--- What is being asked ---
Where the data below shows a picture, leave that picture out and copy the rest exactly.

--- Data to process ---
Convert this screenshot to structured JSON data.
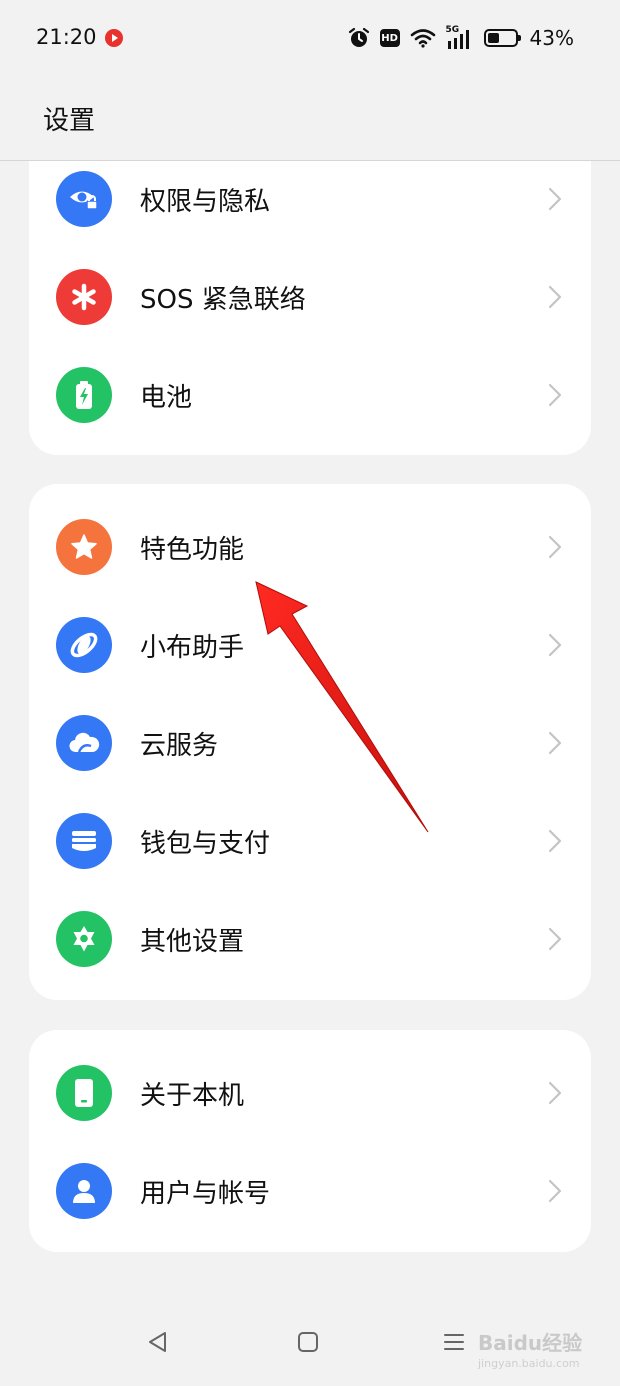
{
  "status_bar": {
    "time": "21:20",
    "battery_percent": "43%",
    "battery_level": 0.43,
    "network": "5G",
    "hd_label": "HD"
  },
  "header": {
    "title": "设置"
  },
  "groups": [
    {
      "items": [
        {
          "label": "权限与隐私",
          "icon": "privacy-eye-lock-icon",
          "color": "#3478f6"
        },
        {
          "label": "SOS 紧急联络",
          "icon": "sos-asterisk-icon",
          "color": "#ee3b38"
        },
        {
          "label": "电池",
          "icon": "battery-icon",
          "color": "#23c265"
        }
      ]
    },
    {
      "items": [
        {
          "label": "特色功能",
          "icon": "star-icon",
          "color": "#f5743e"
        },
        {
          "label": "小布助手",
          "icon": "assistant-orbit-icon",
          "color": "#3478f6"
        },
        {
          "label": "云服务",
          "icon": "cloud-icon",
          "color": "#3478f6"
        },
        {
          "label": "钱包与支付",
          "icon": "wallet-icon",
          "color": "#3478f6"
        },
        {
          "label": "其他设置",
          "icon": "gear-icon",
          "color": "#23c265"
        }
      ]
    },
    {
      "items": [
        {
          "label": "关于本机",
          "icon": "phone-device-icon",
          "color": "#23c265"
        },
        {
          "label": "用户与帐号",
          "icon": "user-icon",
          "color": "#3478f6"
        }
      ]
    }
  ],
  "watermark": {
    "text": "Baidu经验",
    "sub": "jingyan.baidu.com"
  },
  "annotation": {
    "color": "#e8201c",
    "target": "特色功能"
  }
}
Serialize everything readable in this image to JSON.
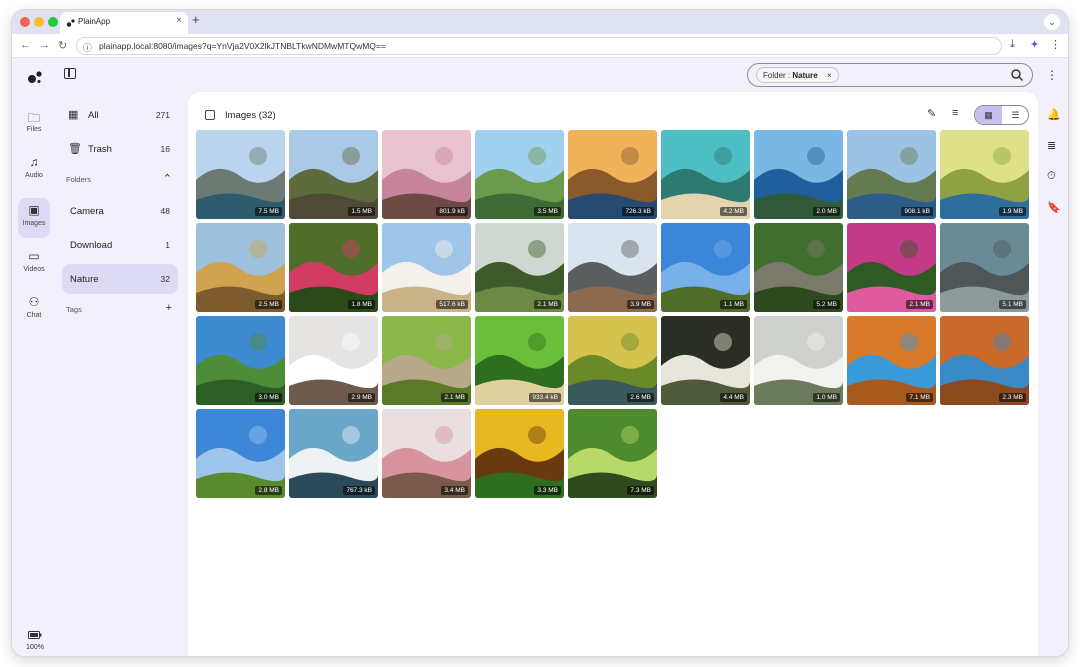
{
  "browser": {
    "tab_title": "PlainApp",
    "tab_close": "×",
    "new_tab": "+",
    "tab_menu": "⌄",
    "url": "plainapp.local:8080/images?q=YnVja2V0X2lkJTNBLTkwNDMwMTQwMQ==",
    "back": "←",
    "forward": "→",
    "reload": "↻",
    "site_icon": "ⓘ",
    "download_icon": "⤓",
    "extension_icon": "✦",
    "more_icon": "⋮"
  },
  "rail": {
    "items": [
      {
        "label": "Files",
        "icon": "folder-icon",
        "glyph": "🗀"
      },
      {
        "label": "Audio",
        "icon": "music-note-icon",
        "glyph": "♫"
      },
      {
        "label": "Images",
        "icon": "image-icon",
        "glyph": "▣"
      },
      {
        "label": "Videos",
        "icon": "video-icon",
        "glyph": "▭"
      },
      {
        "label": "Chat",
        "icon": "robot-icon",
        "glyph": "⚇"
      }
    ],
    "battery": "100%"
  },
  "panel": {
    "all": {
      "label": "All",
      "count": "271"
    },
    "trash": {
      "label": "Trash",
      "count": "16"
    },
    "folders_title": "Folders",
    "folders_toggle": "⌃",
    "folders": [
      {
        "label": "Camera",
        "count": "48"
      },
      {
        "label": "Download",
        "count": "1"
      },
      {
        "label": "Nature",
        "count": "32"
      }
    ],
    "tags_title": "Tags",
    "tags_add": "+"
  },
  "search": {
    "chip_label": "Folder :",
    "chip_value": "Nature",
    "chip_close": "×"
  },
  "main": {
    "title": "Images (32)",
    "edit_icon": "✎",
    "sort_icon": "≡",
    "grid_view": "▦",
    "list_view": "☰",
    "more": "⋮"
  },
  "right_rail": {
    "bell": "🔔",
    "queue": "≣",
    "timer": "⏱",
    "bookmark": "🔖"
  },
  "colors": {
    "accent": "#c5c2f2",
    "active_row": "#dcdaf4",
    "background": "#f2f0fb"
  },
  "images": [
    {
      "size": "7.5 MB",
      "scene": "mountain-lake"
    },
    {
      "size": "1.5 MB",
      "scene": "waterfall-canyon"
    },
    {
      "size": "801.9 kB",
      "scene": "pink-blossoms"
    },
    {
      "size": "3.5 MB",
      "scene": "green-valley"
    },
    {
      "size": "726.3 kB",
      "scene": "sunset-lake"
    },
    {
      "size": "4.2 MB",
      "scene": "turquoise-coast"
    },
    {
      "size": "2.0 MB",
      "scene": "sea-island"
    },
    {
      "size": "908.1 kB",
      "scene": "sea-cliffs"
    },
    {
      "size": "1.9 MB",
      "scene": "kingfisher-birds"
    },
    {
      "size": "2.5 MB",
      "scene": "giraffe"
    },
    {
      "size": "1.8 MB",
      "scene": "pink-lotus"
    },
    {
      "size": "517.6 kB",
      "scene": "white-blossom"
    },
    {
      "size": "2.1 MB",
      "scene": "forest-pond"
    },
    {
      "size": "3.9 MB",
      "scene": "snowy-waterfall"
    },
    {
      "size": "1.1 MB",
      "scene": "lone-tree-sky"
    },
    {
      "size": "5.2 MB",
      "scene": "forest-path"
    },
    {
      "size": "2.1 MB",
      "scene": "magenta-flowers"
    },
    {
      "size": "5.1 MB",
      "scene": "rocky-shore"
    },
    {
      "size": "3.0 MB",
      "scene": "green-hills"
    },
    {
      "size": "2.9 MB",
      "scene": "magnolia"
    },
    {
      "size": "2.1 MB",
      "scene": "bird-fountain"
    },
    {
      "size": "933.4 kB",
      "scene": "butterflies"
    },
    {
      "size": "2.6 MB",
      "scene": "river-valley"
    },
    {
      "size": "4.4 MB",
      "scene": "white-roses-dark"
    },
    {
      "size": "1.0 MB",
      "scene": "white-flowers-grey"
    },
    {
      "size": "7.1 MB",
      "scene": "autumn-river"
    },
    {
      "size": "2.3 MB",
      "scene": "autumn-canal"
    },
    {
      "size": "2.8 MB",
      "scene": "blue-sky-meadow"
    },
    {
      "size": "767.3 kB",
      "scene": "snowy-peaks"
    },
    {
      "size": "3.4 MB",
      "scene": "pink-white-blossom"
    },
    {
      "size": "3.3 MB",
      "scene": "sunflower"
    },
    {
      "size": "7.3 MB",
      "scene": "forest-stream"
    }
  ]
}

--- Answer section ---
Convert this screenshot to structured JSON data.
{
  "status_bar": {
    "time": "21:20",
    "battery_percent": "43%",
    "battery_level": 0.43,
    "network": "5G",
    "hd_label": "HD"
  },
  "header": {
    "title": "设置"
  },
  "groups": [
    {
      "items": [
        {
          "label": "权限与隐私",
          "icon": "privacy-eye-lock-icon",
          "color": "#3478f6"
        },
        {
          "label": "SOS 紧急联络",
          "icon": "sos-asterisk-icon",
          "color": "#ee3b38"
        },
        {
          "label": "电池",
          "icon": "battery-icon",
          "color": "#23c265"
        }
      ]
    },
    {
      "items": [
        {
          "label": "特色功能",
          "icon": "star-icon",
          "color": "#f5743e"
        },
        {
          "label": "小布助手",
          "icon": "assistant-orbit-icon",
          "color": "#3478f6"
        },
        {
          "label": "云服务",
          "icon": "cloud-icon",
          "color": "#3478f6"
        },
        {
          "label": "钱包与支付",
          "icon": "wallet-icon",
          "color": "#3478f6"
        },
        {
          "label": "其他设置",
          "icon": "gear-icon",
          "color": "#23c265"
        }
      ]
    },
    {
      "items": [
        {
          "label": "关于本机",
          "icon": "phone-device-icon",
          "color": "#23c265"
        },
        {
          "label": "用户与帐号",
          "icon": "user-icon",
          "color": "#3478f6"
        }
      ]
    }
  ],
  "watermark": {
    "text": "Baidu经验",
    "sub": "jingyan.baidu.com"
  },
  "annotation": {
    "color": "#e8201c",
    "target": "特色功能"
  }
}
Serialize everything readable in this image to JSON.
{
  "browser": {
    "tab_title": "PlainApp",
    "tab_close": "×",
    "new_tab": "+",
    "tab_menu": "⌄",
    "url": "plainapp.local:8080/images?q=YnVja2V0X2lkJTNBLTkwNDMwMTQwMQ==",
    "back": "←",
    "forward": "→",
    "reload": "↻",
    "site_icon": "ⓘ",
    "download_icon": "⤓",
    "extension_icon": "✦",
    "more_icon": "⋮"
  },
  "rail": {
    "items": [
      {
        "label": "Files",
        "icon": "folder-icon",
        "glyph": "🗀"
      },
      {
        "label": "Audio",
        "icon": "music-note-icon",
        "glyph": "♫"
      },
      {
        "label": "Images",
        "icon": "image-icon",
        "glyph": "▣"
      },
      {
        "label": "Videos",
        "icon": "video-icon",
        "glyph": "▭"
      },
      {
        "label": "Chat",
        "icon": "robot-icon",
        "glyph": "⚇"
      }
    ],
    "battery": "100%"
  },
  "panel": {
    "all": {
      "label": "All",
      "count": "271"
    },
    "trash": {
      "label": "Trash",
      "count": "16"
    },
    "folders_title": "Folders",
    "folders_toggle": "⌃",
    "folders": [
      {
        "label": "Camera",
        "count": "48"
      },
      {
        "label": "Download",
        "count": "1"
      },
      {
        "label": "Nature",
        "count": "32"
      }
    ],
    "tags_title": "Tags",
    "tags_add": "+"
  },
  "search": {
    "chip_label": "Folder :",
    "chip_value": "Nature",
    "chip_close": "×"
  },
  "main": {
    "title": "Images (32)",
    "edit_icon": "✎",
    "sort_icon": "≡",
    "grid_view": "▦",
    "list_view": "☰",
    "more": "⋮"
  },
  "right_rail": {
    "bell": "🔔",
    "queue": "≣",
    "timer": "⏱",
    "bookmark": "🔖"
  },
  "colors": {
    "accent": "#c5c2f2",
    "active_row": "#dcdaf4",
    "background": "#f2f0fb"
  },
  "images": [
    {
      "size": "7.5 MB",
      "scene": "mountain-lake"
    },
    {
      "size": "1.5 MB",
      "scene": "waterfall-canyon"
    },
    {
      "size": "801.9 kB",
      "scene": "pink-blossoms"
    },
    {
      "size": "3.5 MB",
      "scene": "green-valley"
    },
    {
      "size": "726.3 kB",
      "scene": "sunset-lake"
    },
    {
      "size": "4.2 MB",
      "scene": "turquoise-coast"
    },
    {
      "size": "2.0 MB",
      "scene": "sea-island"
    },
    {
      "size": "908.1 kB",
      "scene": "sea-cliffs"
    },
    {
      "size": "1.9 MB",
      "scene": "kingfisher-birds"
    },
    {
      "size": "2.5 MB",
      "scene": "giraffe"
    },
    {
      "size": "1.8 MB",
      "scene": "pink-lotus"
    },
    {
      "size": "517.6 kB",
      "scene": "white-blossom"
    },
    {
      "size": "2.1 MB",
      "scene": "forest-pond"
    },
    {
      "size": "3.9 MB",
      "scene": "snowy-waterfall"
    },
    {
      "size": "1.1 MB",
      "scene": "lone-tree-sky"
    },
    {
      "size": "5.2 MB",
      "scene": "forest-path"
    },
    {
      "size": "2.1 MB",
      "scene": "magenta-flowers"
    },
    {
      "size": "5.1 MB",
      "scene": "rocky-shore"
    },
    {
      "size": "3.0 MB",
      "scene": "green-hills"
    },
    {
      "size": "2.9 MB",
      "scene": "magnolia"
    },
    {
      "size": "2.1 MB",
      "scene": "bird-fountain"
    },
    {
      "size": "933.4 kB",
      "scene": "butterflies"
    },
    {
      "size": "2.6 MB",
      "scene": "river-valley"
    },
    {
      "size": "4.4 MB",
      "scene": "white-roses-dark"
    },
    {
      "size": "1.0 MB",
      "scene": "white-flowers-grey"
    },
    {
      "size": "7.1 MB",
      "scene": "autumn-river"
    },
    {
      "size": "2.3 MB",
      "scene": "autumn-canal"
    },
    {
      "size": "2.8 MB",
      "scene": "blue-sky-meadow"
    },
    {
      "size": "767.3 kB",
      "scene": "snowy-peaks"
    },
    {
      "size": "3.4 MB",
      "scene": "pink-white-blossom"
    },
    {
      "size": "3.3 MB",
      "scene": "sunflower"
    },
    {
      "size": "7.3 MB",
      "scene": "forest-stream"
    }
  ]
}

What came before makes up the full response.